Bucks Council has dismissed claims that a new dual carriageway coming to Aylesbury will be unsafe at a public enquiry.
A two-week public enquiry was held discussing concerns raised surrounding a new dual carriageway on the South East Aylesbury Link Road.
Following the two-week enquiry, the council dismissed the safety concerns as without foundation.
The council has stated its desire for a new dual carriageway highlighting the need to shift traffic away from Aylesbury town centre.
Current plans which will cost £35.5 million will see a road built linking the A413 Wendover Road and the B4443 Lower Road.
Specifically, the road is expected to ease the burden of traffic on Aylesbury's Walton Gyratory caused by the A4010 Stoke Mandeville Relief Road which is being delivered through the HS2 Hybrid Act.
At just under a mile long, the South East Aylesbury Link Road will connect at Lower Road with the Stoke Mandeville Relief Road and will also connect at Wendover Road with Aylesbury's Southern Link Road.
Opposition has emerged to the design of the link road, suggesting the alignment of a dual carriageway will encourage speeding and could lead to accidents.
A Thames Valley Police traffic management spokesperson said: "The key design components show this to be a 1.2km dual carriageway, designed to DMRB (Design Manual for Roads and Bridges) standards with a design speed of 40mph.
"It includes a 3m wide shared cycle/footway on the northern side of the new road. Whilst the design speed is set to the standards within DMRB I would suggest that with a dual carriageway of this length other than at tidal rush hour times speeds are highly likely to be in excess of the design speed indicated.
"Without measures such as a signalised junction into the new developments drivers will have a dual carriageway with good visibility in which they will be able to travel at much higher speeds than intended by the designers.
"The link road between the A41 and the A413 was designed with a 50mph speed limit and it was clear that vehicle speeds were highly likely to be in excess of that due to the nature and layout, as a result locations were identified to provide positions for mobile speed enforcement vans to operate with good site lines for traffic in both directions.
"Ideally the SEALR would be self-enforcing in terms of the speeds for vehicles but I would suggest that with having experience of the previous link road this is not going to be the case.
"At this time I would request that some provision is made to accommodate the speed enforcement vans within the infrastructure of this road so there is some deterrent strategy for vehicles that are likely to exceed the design speed and posted limit on this proposed link road."
Campaigner and former councillor Phil Yerby believes the concerns raised by road management experts are going unnoticed.
He said: "I am particularly concerned that the council are putting cost ahead of safety as they refer to all the changes they can make “within the constraints of the project”.
"That is putting the cart before the horse. Safety issues should come first and implemented into the design."
Bucks Council did not provide a response to the Bucks Herald regarding the East Aylesbury Link Road following multiple requests.
At the enquiry a council spokesperson said it would make all the changes it could to ensure vehicle safety, “within the constraints of the project”.

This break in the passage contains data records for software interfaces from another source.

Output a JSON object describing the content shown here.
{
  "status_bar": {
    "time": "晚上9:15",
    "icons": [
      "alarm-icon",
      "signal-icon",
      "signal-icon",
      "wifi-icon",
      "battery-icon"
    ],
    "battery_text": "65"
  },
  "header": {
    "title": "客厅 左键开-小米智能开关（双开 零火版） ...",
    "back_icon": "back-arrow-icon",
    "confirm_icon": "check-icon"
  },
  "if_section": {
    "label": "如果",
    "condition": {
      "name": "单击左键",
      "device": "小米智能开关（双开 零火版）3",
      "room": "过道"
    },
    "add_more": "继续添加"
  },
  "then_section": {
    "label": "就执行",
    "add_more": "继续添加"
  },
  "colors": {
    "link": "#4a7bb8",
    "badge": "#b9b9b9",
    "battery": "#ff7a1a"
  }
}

A council spokesperson said: "The road has been curved as far south as possible and further speed restriction introduced through the vertical alignment. It is therefore considered that the design has responded to the potential for high vehicle speeds as much as possible within the constraints of the project.
"No further change to the horizontal alignment of the scheme is considered feasible."
Previously a council spokesperson called the scheme a "necessity" given Aylesbury's issues with traffic congestion.
Relief roads make up part of the plans to ease traffic concerns regarding HS2 by the A4010.
The road is seen as a key part of council plans to create a new orbital route which it believes will significantly ease gridlock problems in town.
Engineering company, AECOM, prepared a 33-page road safety audit for the council identifying several problems with the plan and potential solutions for the council to look into.
It raised similar concerns to the police summary, regarding the design of the carriageway, advising it could incentivise speeding as well.
Further problems raised considered a lack of signage to indicate the speed limit to motorists, the unclear future of cycle paths and issues with the way the carriageway merges with the roundabout at the Western side of Lower Road.
At the County Farm Cottages on the Southern exit from the proposed eastern roundabout, engineers fear that collisions may be caused as vehicles try to join the carriageway.
Another area of concerns is the proposed eastern roundabout and existing Wendover Road/ Silver Birch Way roundabout.
Where an AECOM spokesperson believes queuing between junctions could cause issues and shunting at rush hours.
Residents of Wendover Park, Stoke Grange Developments and other parts of Aylesbury objected to the plan due to fears regarding the impact it will have on nearby residential areas.
They feel that the roadworks and construction that would be launched next to their homes and open public spaces will damage the value of households on the development.
A council assessment concluded that the construction would have, "a moderate adverse effect during the first year of operation, which is not considered significant".
The council has reached phase two of the project, after the plans were unanimously voted through at a meeting in February.
An inspector is due to make a conclusion based on the public enquiry in March 2022. Following this the Secretary of State will make a decision on what happens to the multi-million pound road plans.